story that’s different and exceedingly satisfying.
Completed 3/13/2017 Reviewed 3/14/2017
This was a peculiar book.
I found it relatively boring and uninspired through most of it. The story is about a Victorian lady who
visits a women’s prison on a regular basis.
She eventually forms a bond with a spiritualist who is imprisoned for
fraud and assault. Then in the last 50
pages or so, it starts to get interesting, ending with a great twist. But is it enough to make the book a worthwhile
read? Well, not really.
The book is not badly written. The prose is decent. I simply found the basic story very
boring. Miss Prior, the Victorian lady,
is a spinster who has been suffering from depression. I never found it clear why she decided to
become a Lady Visitor at the women’s prison.
Was it supposed to lift her from her depression? Going to a prison, even as a charitable deed
does not seem like the sort of thing that one would do to feel better. Miss
Prior goes to the prison, but because of her growing relationship with the
spiritualist, becomes more morose and rebellious at home. Of course, rebellious for a Victorian lady is
relatively mild by today’s standards.
But it causes conflict with Prior’s mother. It should be noted too that Prior is
basically already a spinster at age 29.
Her brother is married, and her younger sister is getting married.
The book is written as two diaries, told through alternating
chapters. One diary being Miss Prior’s,
the other being Dawes, the spiritualist.
I think the diary form is part of why it’s boring. Prior is not a great story teller. Dawes entries are short and
informational. We don’t really get much
character development out of them. We
get all the character development from Prior’s entries, and it’s just, well, I’d
Eventually, we are told that Prior was in love with her
sister-in-law before she married Prior’s brother. This adds a little spice to the story, but
not too much. Later, it becomes clear
that she also falls in love with Dawes, who seems to truly have the gift to
contact the dead. Through this
relationship, Dawes schemes to escape and run away with Prior. It’s here that the story starts to finally
pick up. But it is so close to the end,
you wonder what the purpose of the previous three hundred pages were. Maybe I missed some unspoken sexual tension,
but the relationship building went at a snail’s pace.
All I could think through most of this book was, what’s the
point. The prose is nice, but I felt
like nothing happened for about 300 pages.
The book is 351 pages. All the
intrigue happens at the end, and it was way too long to wait for me. However, I’ll give this book the benefit of

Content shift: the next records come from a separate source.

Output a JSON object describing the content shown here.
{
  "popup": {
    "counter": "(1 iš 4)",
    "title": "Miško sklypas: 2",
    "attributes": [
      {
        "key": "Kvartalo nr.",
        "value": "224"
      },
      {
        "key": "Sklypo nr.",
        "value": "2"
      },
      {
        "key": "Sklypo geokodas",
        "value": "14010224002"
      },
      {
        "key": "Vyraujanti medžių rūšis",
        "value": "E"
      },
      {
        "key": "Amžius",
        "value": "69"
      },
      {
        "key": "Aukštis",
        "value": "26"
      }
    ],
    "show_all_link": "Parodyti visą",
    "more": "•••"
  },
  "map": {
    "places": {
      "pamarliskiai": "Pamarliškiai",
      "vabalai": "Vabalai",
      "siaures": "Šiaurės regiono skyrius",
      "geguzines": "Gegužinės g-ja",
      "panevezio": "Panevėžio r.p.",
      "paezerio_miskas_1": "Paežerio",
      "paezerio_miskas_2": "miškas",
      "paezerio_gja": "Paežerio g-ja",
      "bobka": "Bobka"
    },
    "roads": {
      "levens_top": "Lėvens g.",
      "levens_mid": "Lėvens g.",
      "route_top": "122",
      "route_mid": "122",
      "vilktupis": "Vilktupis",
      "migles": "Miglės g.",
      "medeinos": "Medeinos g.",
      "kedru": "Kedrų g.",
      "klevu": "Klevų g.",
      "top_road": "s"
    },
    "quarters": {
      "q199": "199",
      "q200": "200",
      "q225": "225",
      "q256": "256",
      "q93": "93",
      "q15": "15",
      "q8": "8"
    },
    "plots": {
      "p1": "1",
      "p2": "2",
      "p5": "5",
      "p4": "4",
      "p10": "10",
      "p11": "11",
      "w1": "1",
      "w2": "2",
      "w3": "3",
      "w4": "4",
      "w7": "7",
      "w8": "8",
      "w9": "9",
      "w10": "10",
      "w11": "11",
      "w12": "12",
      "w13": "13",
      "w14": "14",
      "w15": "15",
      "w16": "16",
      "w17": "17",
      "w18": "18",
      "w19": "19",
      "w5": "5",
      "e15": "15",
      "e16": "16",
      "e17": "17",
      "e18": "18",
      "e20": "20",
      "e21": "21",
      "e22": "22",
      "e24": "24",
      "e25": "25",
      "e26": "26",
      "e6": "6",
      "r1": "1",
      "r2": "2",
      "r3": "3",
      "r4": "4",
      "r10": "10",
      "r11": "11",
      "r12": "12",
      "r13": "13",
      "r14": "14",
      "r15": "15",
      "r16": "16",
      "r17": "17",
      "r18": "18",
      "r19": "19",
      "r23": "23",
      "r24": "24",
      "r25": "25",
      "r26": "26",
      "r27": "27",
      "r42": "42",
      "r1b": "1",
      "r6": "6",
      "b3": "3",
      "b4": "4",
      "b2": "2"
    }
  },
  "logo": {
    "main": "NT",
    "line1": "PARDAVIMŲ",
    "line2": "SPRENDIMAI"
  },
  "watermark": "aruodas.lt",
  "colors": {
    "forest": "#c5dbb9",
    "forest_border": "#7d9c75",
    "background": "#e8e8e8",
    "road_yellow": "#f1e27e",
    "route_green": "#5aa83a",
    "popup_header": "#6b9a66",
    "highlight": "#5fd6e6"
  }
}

the doubt with a three star rating out of five, because of the prose and the
end. If you read this book, I think it
will help you that you know that you’ll be coasting for a long time. So try to enjoy the prose, and if you get
bored, rest in the knowledge that the payoff at the end is pretty good.